Default settings should be fine, but can be modified if you really want to, using the set command (default values specified between parens) or in the Astrometry tab of preferences. How wide the range of allowed scales is (15%), how big the radius of the search from initial coordinates is (10 degrees), the polynomial order for field distorsion (0, disabled), removing or not the temporary files (yes), using the result as new default focal length and pixel sizes (yes).

Index files needs index files to run. We strongly recommend you use the latest index files available from their website, i.e. the 4100 and 5200 series. The field of view of each series is described in their github page. (the official documentation does not yet include this table).

On Unix-based system, you can just follow along the instructions in the documentation.

On Windows, if you are running ansvr, those recent index files will not be made available by the Index Downloader. You can still download them separately and store them where the other index files are kept (would recommend to remove the old files, although it may mess up the Index Downloader).

How it works

Just like the internal solver, Siril will proceed with extracting the stars from your images (so as to benefit from internal parallelism) and submit this list of stars to solve-field. If you then want to crawl the index in parallel, you will need to specify it through the astrometry.cfg file.

Star detection

By default, the star detection uses the findstar algorithm with the current settings.

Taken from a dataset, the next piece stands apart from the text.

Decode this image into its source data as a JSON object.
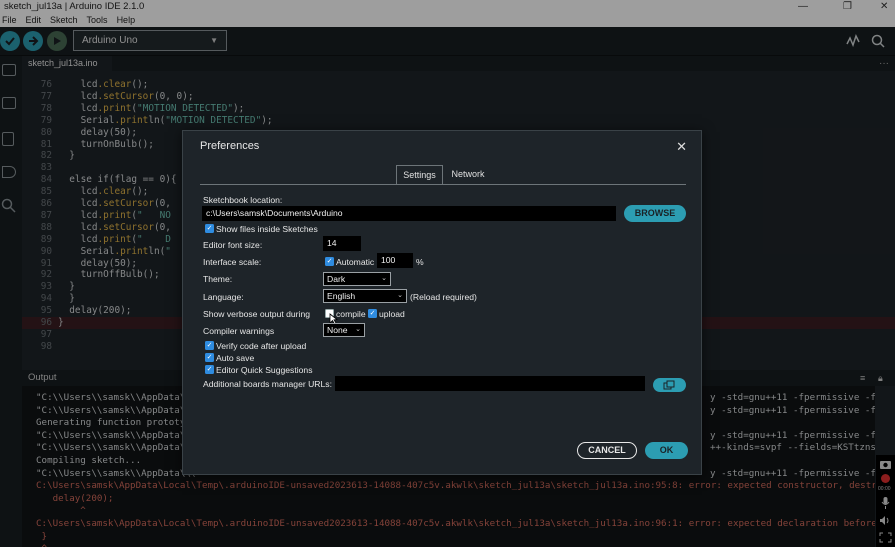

It works very well to find many stars, but in some occasions we would like to detect the stars manually, or simply view which are used. A first step would be to open the PSF window and launch star detection, then adjust the settings (see the related documentation documentation).

Another approach would be to select the stars one by one by surrounding them with a selection then via a right click, choose Pick a Star. The more stars selected, the more likely the algorithm is to succeed.

Then in the astrometry window, expand the star detection section and activate the Manual detection. Instead of running findstar, it will use the current list of stars.

Understanding the results

When an astrometric solution is found, we can see in the Console tab this kind of messages:

232 pair matches.
Inliers:         0.996
Resolution:      0.196 arcsec/px
Rotation:     -115.21 deg (flipped)
Focal length: 3959.95 mm
Pixel size:      3.76 µm
Field of view:    31' 15.46" x 20' 51.09"
Saved focal length 3959.95 and pixel size 3.76 as default values
Image center: alpha: 21h32m41s, delta: +57°36'22"
Flipping image and updating astrometry data.

The astrometric solution gives us the J2000 equatorial coordinates of the image center, the projected horizontal and vertical dimension of the image on the sky, the focal length that could give this field for the given pixel size and consequently the actual image sampling, the angle the image makes with the north axis and some information about how many stars could be used to achieve the solution.

If it fails, check that start coordinates and pixel size are correct and try changing the input focal length from a factor 2, this will change the amount of stars downloaded from the catalogs, and maybe more stars will be identified. If Siril's plate solve won't find a solution, it is still possible to use an external tool to do it, the solution will be written in the FITS header either way.